The Ross Reform Plan: Ross, a longtime Sacramento-based consultant, first raised the innovative idea of using a baseball arbitration-style popular vote to settle partisan differences over the budget in a Calbuzz guest commentary on May 18, 2009. In his piece, he noted that Governor Schwarzenegger had used the process in helping to resolve disputes over Indian gaming casinos between tribes and local governments.
Unlike most arbitrations, in which a neutral finder of fact weighs the two sides, looks for middle ground, then crafts a solution to impose on the parties, baseball’s version is an all-or-nothing proposition. The arbitrator looks at the final position of each side and chooses one. Each side only knows its own final position, not the other. One side’s position is chosen in its entirety. The other is rejected…
Saying he believed the idea would work best after adoption of a two-year budget cycle, Ross proposed three steps that would follow:
2. Start the fiscal year on December 1. There’s nothing magical about the current July 1 start. The Feds start in October. A lot of businesses start in January. So let’s move the state’s to December 1 of the even-numbered years.
3. Make Republicans and Democrats write a complete budget. Right now, Republicans hang on to the 2/3rds majority requirement because they say it’s the only way they can be relevant. But they never have to write a complete budget plan, they just potshot the Democrats’ plan. That’s an accountability-free zone. And Democrats tell their groups how they wish they could raise the taxes to save programs but the Republicans won’t let them.
4. Put both budgets on the general election ballot — baseball arbitration style. Neither needs a majority. The one with the most votes wins.
Voters and the “winners” will live with the outcome for two years. If we like the budget we had, we’ll reward them with re-election and another budget. If they sold us on a turkey, we’ll punish them at the polls and probably give the other side’s budget a chance.
Noting that nothing changed in Sacramento in the nearly year-and-a-half since his piece first ran, Calbuzz re-published it on August 31, under a headline that said: “Ross Baseball Budget Plan: Now More Than Ever.”
What would eMeg do: David Siders’ strong piece in Sunday’s SacBee examined the crucial question about Whitman’s candidacy: whether the command-and-control management skills of CEO are useful, or even suitable, for an executive position in government, which requires more persuasion, tact and consensus-building.
It’s instructive that during the campaign, Whitman has done plenty of bashing of the governor and legislators for being late with the budget, but offered no solutions much beyond threats to crack heads. Siders reports:
When asked in Folsom how she would address the state budget impasse, one of the most persistent problems in Sacramento, Whitman said, “I would have chained them (legislative leaders) to the desk to get this done.”
“This is about leadership,” she said.

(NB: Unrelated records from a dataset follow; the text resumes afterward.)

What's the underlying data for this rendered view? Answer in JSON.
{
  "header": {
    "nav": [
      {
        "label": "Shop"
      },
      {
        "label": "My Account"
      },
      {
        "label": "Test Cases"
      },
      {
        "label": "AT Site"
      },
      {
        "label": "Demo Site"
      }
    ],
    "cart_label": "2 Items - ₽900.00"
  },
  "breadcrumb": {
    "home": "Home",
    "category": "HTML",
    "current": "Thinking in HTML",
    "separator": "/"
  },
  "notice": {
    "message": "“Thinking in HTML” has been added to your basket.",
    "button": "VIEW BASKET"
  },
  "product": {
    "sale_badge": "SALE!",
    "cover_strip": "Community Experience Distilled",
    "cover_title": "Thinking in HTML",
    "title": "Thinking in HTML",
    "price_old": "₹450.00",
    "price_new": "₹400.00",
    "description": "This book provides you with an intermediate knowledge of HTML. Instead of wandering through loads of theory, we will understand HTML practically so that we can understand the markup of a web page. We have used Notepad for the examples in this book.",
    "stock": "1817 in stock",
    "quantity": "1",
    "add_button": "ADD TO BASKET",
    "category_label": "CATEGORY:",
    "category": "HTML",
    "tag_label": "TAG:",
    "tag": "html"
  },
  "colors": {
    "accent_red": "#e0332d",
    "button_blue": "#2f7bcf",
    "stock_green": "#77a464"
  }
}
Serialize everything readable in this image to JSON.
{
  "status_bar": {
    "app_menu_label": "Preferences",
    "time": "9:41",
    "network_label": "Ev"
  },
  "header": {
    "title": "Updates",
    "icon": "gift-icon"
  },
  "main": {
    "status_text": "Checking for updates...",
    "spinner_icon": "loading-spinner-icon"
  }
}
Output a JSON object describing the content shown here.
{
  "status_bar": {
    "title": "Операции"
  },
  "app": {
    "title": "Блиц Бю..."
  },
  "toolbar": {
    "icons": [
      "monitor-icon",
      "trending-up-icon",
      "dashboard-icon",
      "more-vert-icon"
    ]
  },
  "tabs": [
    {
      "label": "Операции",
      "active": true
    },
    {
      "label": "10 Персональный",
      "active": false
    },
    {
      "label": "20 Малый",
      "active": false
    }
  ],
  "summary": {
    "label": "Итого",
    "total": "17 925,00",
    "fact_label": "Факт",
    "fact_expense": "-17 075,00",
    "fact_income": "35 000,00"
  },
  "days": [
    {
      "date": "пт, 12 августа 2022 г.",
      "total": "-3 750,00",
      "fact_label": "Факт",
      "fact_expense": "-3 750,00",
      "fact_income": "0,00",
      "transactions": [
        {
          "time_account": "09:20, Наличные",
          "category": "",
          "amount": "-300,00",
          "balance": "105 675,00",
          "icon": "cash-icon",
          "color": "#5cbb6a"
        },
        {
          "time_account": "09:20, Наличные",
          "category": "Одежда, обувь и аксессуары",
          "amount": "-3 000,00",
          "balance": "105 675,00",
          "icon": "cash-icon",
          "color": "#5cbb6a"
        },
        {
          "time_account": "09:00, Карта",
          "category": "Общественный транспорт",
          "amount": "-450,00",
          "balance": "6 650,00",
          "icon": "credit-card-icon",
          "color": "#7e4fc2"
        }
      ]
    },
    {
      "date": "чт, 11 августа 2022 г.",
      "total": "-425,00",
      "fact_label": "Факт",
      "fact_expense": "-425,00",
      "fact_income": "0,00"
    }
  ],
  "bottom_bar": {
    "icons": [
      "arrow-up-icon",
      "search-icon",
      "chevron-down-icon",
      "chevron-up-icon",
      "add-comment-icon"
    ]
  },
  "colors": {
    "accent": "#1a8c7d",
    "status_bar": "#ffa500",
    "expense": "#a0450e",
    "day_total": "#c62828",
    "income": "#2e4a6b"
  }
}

Corzine never knew what hit him: The killer quote in the Siders piece came from recently ousted New Jersey Governor Jon Corzine, who was first elected to office on bold promises that he would bring his private business skills to bear on government, after a successful career at Goldman-Sachs:
Jon Corzine, the former Goldman Sachs executive, senator and one-term governor of New Jersey told Newsweek this year that he, like Whitman, thought “the managerial skill set would be helpful.”
It wasn’t, he said.
“The idea that you’re accountable to a bottom line and to a payroll in managing a business – it gives voters the confidence that you have the right skills (to govern),” Corzine told Newsweek. “But it’s 20,000 people vs. 9 million. I don’t think candidates get the scale and scope of what governing is. You don’t have the flexibility you imagined. There’s no exact translation.”